You can practice bringing in logical criteria when making decisions to help balance out the people-focus you are probably using. Using more objective data will also help you to be more practical when dreaming up your big ideas, making you more likely to succeed. So what are some ways you can build on your remarkable strengths as an Idealist to overcome some of your blind spots? Here are some activities you can try to be a bit more practical and avoid your good nature being taken advantage of by others: First, be willing to invite criticism. As a feeler, you may have a tendency to take things personally, but if you look at criticism purely as information that you can use to improve, you will find that feedback, even negative feedback, can be utilized as a learning opportunity. This means that you may have to develop a thicker skin, which can be done by shifting your attitudes a bit.
You probably assume that criticism is meant with a negative intent, but in reality, most people who point out flaws are genuinely trying to help. Examining intent before presuming negativity can help you to be more open to criticism. Second, you can practice engaging in productive conflicts. If you are an extravert and you get your feelings hurt, you may react emotionally in the moment and say something you will regret, which can devolve into an angry scene.
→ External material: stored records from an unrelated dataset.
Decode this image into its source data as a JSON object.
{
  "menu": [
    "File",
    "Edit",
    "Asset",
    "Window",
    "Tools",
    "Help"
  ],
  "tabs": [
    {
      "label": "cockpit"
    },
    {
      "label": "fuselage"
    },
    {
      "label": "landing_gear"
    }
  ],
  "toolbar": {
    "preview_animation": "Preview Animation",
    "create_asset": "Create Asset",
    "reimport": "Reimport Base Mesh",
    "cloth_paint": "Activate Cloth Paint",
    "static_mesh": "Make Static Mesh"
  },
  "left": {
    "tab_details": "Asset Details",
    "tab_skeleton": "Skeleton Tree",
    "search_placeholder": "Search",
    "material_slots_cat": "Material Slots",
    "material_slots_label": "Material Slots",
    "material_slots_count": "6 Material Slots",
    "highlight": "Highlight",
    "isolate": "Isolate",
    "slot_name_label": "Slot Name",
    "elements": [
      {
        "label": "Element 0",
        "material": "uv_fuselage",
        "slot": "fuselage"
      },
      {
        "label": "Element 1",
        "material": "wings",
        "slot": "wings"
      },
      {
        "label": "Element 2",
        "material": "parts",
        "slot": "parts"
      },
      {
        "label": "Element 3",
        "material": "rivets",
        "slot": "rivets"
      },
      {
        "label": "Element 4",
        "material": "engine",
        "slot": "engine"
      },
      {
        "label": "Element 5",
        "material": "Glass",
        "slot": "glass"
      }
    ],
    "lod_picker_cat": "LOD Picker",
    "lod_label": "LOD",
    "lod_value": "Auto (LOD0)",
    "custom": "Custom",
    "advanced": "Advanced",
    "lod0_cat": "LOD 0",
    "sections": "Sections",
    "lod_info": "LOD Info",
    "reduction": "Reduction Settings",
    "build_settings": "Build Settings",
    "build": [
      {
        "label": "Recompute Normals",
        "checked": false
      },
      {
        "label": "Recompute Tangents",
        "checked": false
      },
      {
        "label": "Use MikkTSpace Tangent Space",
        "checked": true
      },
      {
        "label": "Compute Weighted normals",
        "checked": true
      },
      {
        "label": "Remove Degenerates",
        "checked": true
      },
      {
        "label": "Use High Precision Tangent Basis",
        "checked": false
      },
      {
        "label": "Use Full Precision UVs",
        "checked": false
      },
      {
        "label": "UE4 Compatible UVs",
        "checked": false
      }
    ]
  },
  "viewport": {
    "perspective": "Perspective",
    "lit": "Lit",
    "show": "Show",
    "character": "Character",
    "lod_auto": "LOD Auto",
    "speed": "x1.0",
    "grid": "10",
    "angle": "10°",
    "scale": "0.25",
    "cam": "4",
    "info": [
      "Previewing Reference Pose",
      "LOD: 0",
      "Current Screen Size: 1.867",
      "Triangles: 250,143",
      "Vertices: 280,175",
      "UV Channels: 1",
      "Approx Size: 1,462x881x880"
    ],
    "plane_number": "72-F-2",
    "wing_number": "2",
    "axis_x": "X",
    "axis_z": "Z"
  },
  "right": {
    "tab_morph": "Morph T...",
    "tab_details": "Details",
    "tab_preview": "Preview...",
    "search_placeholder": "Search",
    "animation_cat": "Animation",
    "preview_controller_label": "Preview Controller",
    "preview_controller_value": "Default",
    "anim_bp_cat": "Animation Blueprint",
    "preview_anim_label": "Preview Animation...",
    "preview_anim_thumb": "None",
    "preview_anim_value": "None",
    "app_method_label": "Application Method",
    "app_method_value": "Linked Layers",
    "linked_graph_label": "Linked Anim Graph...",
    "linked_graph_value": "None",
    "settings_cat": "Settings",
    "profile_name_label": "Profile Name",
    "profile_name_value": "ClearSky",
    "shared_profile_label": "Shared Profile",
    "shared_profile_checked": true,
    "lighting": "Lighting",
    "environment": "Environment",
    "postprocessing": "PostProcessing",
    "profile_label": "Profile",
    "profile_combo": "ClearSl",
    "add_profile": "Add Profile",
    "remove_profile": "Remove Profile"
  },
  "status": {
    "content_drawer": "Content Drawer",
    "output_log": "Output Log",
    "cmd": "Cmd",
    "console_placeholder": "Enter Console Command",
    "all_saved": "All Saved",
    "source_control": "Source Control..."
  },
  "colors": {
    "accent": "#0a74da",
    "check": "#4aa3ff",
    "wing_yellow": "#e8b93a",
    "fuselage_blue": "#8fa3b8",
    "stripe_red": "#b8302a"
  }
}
And if youâ€™re an introvert, you might tend to withdraw or give up too easily to avoid hurting anyoneâ€™s feelings.
Not all conflicts have to be negative situations, and by avoiding conflict or always accommodating others, you are denying yourself the chance to make your case or resolve simmering issues. A productive conflict is one where both sides are able to be heard and some kind of collaboration or compromise can take place. Try taking emotions out of the equation and focusing on the objective issues at hand. You will still want to maintain the relationship after the conflict is over, so you are probably already pretty good at diplomatically approaching others. You just need to make sure that you stand your ground if the other person is more assertive than you and not allow yourself to get emotional or personally offended. Finally, as an idealist, you are probably a big picture, future-focused dreamer, which is usually a good thing! But there are times when you need to be realistic about situations and understand that you canâ€™t always save the world.
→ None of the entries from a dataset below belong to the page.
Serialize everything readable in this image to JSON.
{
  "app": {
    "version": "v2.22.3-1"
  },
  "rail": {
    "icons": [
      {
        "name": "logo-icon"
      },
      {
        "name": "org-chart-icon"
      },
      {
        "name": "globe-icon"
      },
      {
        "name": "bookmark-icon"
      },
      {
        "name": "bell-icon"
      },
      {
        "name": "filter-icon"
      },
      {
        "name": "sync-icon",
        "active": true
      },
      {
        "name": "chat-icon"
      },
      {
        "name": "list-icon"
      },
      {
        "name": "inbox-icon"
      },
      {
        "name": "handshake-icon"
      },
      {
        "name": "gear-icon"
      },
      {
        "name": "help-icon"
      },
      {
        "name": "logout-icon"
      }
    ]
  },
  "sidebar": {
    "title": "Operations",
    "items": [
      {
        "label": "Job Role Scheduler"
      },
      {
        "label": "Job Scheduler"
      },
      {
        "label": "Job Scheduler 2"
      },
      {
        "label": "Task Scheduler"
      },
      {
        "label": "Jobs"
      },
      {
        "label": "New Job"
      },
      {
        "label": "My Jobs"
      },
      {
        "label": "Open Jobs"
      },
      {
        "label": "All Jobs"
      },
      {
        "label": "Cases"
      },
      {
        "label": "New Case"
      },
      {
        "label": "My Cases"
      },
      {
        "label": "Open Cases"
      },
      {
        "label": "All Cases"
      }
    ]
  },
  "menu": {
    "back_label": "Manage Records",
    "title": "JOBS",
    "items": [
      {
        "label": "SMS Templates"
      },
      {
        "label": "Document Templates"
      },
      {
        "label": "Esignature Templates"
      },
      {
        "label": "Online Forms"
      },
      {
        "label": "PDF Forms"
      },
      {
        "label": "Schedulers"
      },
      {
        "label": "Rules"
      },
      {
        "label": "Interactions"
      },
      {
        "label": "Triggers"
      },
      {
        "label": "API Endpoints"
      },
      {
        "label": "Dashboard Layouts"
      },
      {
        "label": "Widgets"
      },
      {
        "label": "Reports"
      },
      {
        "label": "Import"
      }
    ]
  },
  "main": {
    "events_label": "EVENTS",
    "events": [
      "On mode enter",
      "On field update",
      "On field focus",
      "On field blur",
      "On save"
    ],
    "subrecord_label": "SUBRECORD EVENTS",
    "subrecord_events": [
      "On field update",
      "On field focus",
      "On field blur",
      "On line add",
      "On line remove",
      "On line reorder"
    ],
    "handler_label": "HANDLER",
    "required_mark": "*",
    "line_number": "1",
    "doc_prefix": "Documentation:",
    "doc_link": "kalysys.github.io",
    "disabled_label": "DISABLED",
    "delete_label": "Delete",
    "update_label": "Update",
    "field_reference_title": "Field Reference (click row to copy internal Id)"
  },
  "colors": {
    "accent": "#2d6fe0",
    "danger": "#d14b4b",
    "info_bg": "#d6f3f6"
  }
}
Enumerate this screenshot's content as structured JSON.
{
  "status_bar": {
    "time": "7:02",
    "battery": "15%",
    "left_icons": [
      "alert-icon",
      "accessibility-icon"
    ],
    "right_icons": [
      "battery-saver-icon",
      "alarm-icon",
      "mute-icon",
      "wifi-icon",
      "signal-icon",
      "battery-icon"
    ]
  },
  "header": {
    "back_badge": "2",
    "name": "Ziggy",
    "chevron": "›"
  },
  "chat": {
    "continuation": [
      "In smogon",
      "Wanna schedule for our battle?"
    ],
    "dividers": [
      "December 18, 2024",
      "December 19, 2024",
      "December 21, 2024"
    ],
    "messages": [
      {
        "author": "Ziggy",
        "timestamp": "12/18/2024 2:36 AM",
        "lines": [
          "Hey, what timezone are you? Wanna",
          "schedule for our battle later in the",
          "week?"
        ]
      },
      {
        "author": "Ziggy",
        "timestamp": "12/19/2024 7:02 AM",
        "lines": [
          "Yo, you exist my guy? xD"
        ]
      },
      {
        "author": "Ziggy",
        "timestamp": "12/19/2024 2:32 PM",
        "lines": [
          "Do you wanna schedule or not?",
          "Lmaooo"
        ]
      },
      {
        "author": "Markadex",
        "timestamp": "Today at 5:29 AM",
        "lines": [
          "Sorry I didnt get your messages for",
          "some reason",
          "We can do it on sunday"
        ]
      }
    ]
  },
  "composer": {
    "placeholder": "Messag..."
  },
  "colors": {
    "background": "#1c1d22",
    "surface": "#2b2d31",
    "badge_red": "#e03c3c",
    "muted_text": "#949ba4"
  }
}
Try working on the smaller steps that you can take today to reach your goals; sometimes those details that seem so boring and inconsequential actually are important. Working on developing your sensing function will help you to become more grounded and practical when you need to be. Try a sensing-type hobby such as gardening, sports, or cooking â€“ anything that takes you out of your head for a while and forces you to focus on the physical world. You donâ€™t have to give up your big, abstract ideas.
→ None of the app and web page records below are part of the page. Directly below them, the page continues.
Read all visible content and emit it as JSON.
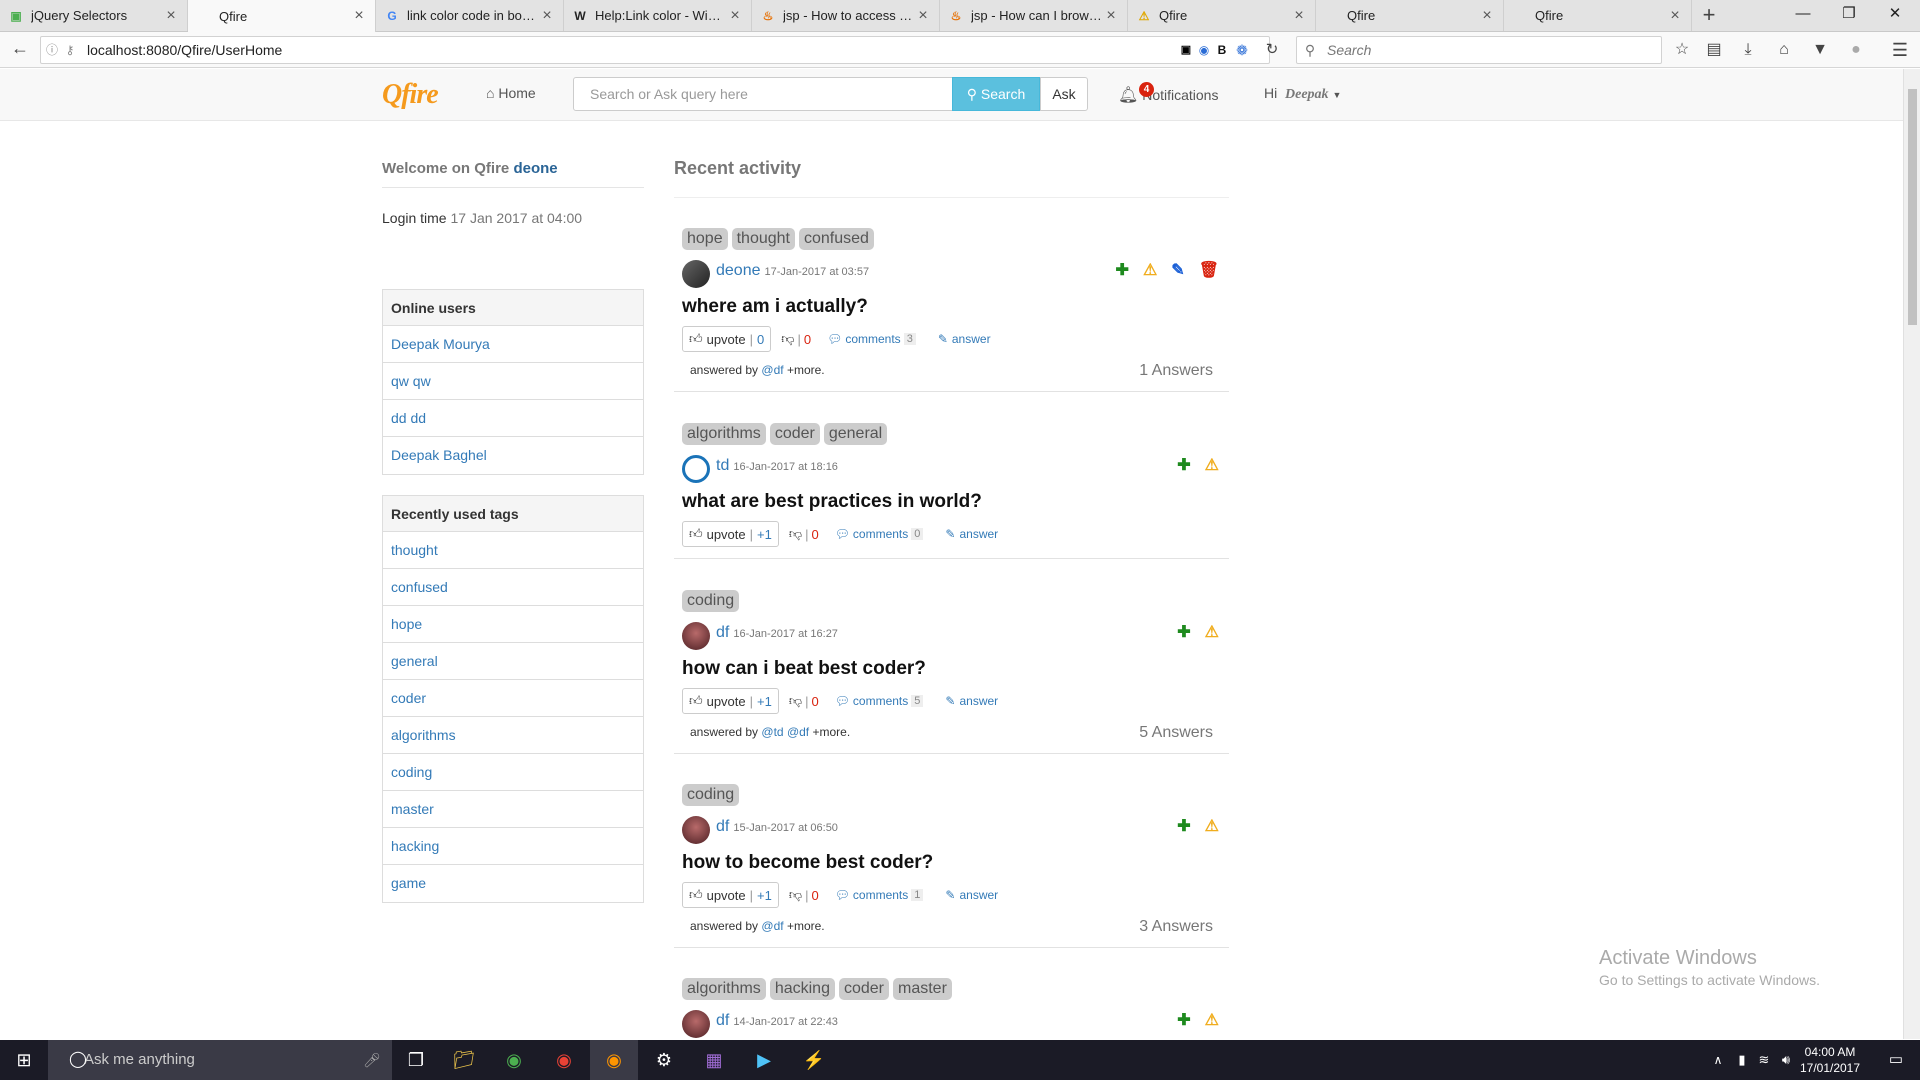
{
  "browser": {
    "tabs": [
      {
        "title": "jQuery Selectors",
        "favicon": "w3-icon",
        "active": false
      },
      {
        "title": "Qfire",
        "favicon": "blank-icon",
        "active": true
      },
      {
        "title": "link color code in boo...",
        "favicon": "google-icon",
        "active": false
      },
      {
        "title": "Help:Link color - Wiki...",
        "favicon": "wikipedia-icon",
        "active": false
      },
      {
        "title": "jsp - How to access T...",
        "favicon": "java-icon",
        "active": false
      },
      {
        "title": "jsp - How can I brows...",
        "favicon": "java-icon",
        "active": false
      },
      {
        "title": "Qfire",
        "favicon": "warning-icon",
        "active": false
      },
      {
        "title": "Qfire",
        "favicon": "blank-icon",
        "active": false
      },
      {
        "title": "Qfire",
        "favicon": "blank-icon",
        "active": false
      }
    ],
    "url": "localhost:8080/Qfire/UserHome",
    "search_placeholder": "Search"
  },
  "site": {
    "logo": "Qfire",
    "home_label": "Home",
    "query_placeholder": "Search or Ask query here",
    "search_button": "Search",
    "ask_button": "Ask",
    "notifications_label": "Notifications",
    "notifications_count": "4",
    "greeting": "Hi",
    "username": "Deepak"
  },
  "sidebar": {
    "welcome_text": "Welcome on Qfire",
    "welcome_user": "deone",
    "login_label": "Login time",
    "login_time": "17 Jan 2017 at 04:00",
    "online_users_title": "Online users",
    "online_users": [
      "Deepak Mourya",
      "qw qw",
      "dd dd",
      "Deepak Baghel"
    ],
    "tags_title": "Recently used tags",
    "tags": [
      "thought",
      "confused",
      "hope",
      "general",
      "coder",
      "algorithms",
      "coding",
      "master",
      "hacking",
      "game"
    ]
  },
  "feed": {
    "title": "Recent activity",
    "posts": [
      {
        "tags": [
          "hope",
          "thought",
          "confused"
        ],
        "user": "deone",
        "date": "17-Jan-2017 at 03:57",
        "title": "where am i actually?",
        "upvote_label": "upvote",
        "upvotes": "0",
        "downvotes": "0",
        "comments_label": "comments",
        "comments": "3",
        "answer_label": "answer",
        "answered_by": "answered by",
        "answerers": [
          "@df"
        ],
        "more": "+more.",
        "answers_count": "1 Answers",
        "owner": true
      },
      {
        "tags": [
          "algorithms",
          "coder",
          "general"
        ],
        "user": "td",
        "date": "16-Jan-2017 at 18:16",
        "title": "what are best practices in world?",
        "upvote_label": "upvote",
        "upvotes": "+1",
        "downvotes": "0",
        "comments_label": "comments",
        "comments": "0",
        "answer_label": "answer",
        "owner": false
      },
      {
        "tags": [
          "coding"
        ],
        "user": "df",
        "date": "16-Jan-2017 at 16:27",
        "title": "how can i beat best coder?",
        "upvote_label": "upvote",
        "upvotes": "+1",
        "downvotes": "0",
        "comments_label": "comments",
        "comments": "5",
        "answer_label": "answer",
        "answered_by": "answered by",
        "answerers": [
          "@td",
          "@df"
        ],
        "more": "+more.",
        "answers_count": "5 Answers",
        "owner": false
      },
      {
        "tags": [
          "coding"
        ],
        "user": "df",
        "date": "15-Jan-2017 at 06:50",
        "title": "how to become best coder?",
        "upvote_label": "upvote",
        "upvotes": "+1",
        "downvotes": "0",
        "comments_label": "comments",
        "comments": "1",
        "answer_label": "answer",
        "answered_by": "answered by",
        "answerers": [
          "@df"
        ],
        "more": "+more.",
        "answers_count": "3 Answers",
        "owner": false
      },
      {
        "tags": [
          "algorithms",
          "hacking",
          "coder",
          "master"
        ],
        "user": "df",
        "date": "14-Jan-2017 at 22:43",
        "owner": false
      }
    ]
  },
  "watermark": {
    "line1": "Activate Windows",
    "line2": "Go to Settings to activate Windows."
  },
  "taskbar": {
    "search_placeholder": "Ask me anything",
    "time": "04:00 AM",
    "date": "17/01/2017"
  },
  "colors": {
    "link": "#337ab7",
    "search_button": "#5bc0de",
    "logo": "#f59a1d",
    "badge": "#d9230f",
    "plus_icon": "#1e8a1e",
    "warning_icon": "#f0ad1e",
    "delete_icon": "#d9230f"
  }
}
The point is to learn to balance those ideas with applied processes that can help to make those dreams a reality. I hope you found this information on the Idealist temperament helpful. If you want more videos on personality type, subscribe to our channel below. Thanks for watching!.